The first two years after Dobbs—and all the losses in state-level referenda—have revealed the pro-life movement needs to change a lot more minds. “It’s an opportunity for the church to really be the church, to show that we’re not just for the life of the unborn, but we’re for the life of the mom, the dad, the family that’s caught in an unwanted pregnancy,” Vander Plaats said when asked how such cultural change can occur. “We’re there being the hands and feet of Jesus welcoming in that life and providing really good alternatives, either of support or even adoption for that family. So I think the church is going to be the vehicle that turns the tide.”

Does embracing Trump hurt the moral and cultural witness of pro-lifers? “Well, it could,” Vander Plaats replied. “I always tell people: Do not let your testimony be disqualified for the prize, meaning you can’t say just because Trump did it, it’s all good all the time. So if Trump does a good thing, whether it’s the appointment of justices or [moving] the embassy to Jerusalem, cheer him on. But if Trump waffles on the sanctity of human life, or calls a political opponent a name or is vulgar in a speech, you need to be willing to call him out on that. You need to be authentic as well. Because all of us are flawed individuals. And we shouldn’t embrace somebody’s flawness just because it matches our team’s colors.”

Republicans, of course, have not yet voluntarily placed themselves in such a dilemma yet again, but the opportunity to escape it is closing quickly.

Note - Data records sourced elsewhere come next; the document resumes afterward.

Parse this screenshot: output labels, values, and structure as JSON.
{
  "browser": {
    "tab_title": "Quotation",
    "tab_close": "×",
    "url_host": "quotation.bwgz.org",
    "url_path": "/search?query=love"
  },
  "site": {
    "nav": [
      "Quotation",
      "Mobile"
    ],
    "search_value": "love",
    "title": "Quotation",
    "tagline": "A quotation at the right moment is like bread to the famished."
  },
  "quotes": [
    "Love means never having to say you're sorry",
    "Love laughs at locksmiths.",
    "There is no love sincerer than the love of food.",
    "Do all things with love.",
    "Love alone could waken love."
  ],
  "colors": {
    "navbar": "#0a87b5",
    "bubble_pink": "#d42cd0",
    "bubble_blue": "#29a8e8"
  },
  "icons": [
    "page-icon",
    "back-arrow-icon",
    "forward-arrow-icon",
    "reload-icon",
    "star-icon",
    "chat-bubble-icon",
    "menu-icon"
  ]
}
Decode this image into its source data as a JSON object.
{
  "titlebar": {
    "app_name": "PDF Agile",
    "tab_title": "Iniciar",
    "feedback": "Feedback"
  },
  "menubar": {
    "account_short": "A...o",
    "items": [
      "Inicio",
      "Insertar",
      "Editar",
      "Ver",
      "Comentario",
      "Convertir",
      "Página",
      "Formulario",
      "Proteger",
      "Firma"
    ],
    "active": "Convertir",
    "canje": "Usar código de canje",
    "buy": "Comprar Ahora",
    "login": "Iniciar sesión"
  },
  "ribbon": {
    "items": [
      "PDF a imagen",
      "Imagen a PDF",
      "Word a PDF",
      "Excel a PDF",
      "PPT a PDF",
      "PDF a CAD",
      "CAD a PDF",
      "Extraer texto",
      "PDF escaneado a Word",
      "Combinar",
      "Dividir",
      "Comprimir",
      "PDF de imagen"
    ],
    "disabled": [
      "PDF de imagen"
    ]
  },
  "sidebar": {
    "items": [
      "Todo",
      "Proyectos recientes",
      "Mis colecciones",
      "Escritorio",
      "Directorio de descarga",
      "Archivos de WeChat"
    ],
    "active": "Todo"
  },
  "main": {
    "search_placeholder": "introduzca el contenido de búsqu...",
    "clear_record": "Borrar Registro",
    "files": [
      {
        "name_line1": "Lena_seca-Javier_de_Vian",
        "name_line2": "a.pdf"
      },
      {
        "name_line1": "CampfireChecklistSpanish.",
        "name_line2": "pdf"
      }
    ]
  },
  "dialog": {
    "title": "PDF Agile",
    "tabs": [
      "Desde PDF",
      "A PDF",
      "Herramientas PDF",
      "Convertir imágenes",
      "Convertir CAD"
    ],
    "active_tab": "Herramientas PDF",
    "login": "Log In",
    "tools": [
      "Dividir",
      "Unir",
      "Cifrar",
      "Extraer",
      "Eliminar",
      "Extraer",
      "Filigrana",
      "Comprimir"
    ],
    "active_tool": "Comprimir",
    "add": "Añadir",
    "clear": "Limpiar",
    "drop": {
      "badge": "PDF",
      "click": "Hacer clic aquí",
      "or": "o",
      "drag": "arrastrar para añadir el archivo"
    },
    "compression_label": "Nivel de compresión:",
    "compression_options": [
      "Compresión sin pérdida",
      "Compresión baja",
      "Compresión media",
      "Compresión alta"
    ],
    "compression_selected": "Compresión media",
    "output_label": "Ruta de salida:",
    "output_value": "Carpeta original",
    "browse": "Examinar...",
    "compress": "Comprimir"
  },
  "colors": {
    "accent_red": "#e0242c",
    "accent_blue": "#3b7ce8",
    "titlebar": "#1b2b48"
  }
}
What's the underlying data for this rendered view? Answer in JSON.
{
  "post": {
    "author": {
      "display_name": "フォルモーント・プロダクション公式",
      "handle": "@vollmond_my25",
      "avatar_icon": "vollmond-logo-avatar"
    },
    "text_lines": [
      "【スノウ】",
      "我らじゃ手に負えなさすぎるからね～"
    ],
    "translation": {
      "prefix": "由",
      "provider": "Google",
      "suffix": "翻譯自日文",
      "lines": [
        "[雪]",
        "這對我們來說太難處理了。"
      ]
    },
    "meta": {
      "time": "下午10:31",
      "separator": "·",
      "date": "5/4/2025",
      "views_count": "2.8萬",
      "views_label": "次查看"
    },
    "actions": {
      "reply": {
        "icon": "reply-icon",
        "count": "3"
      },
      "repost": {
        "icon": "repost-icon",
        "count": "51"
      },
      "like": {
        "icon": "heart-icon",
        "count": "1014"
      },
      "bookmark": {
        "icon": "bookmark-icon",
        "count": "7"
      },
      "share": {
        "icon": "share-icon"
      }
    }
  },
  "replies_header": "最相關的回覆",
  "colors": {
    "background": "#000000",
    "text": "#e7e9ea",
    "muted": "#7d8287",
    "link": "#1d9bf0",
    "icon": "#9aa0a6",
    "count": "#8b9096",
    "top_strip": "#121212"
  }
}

John McCormack is a senior editor at The Dispatch and is based in Washington, D.C. Prior to joining the company in 2023, he was Washington correspondent at National Review and a senior writer at The Weekly Standard. When John is not reporting on politics and policy, he is probably enjoying life with his wife in northern Virginia or having fun visiting family in Wisconsin.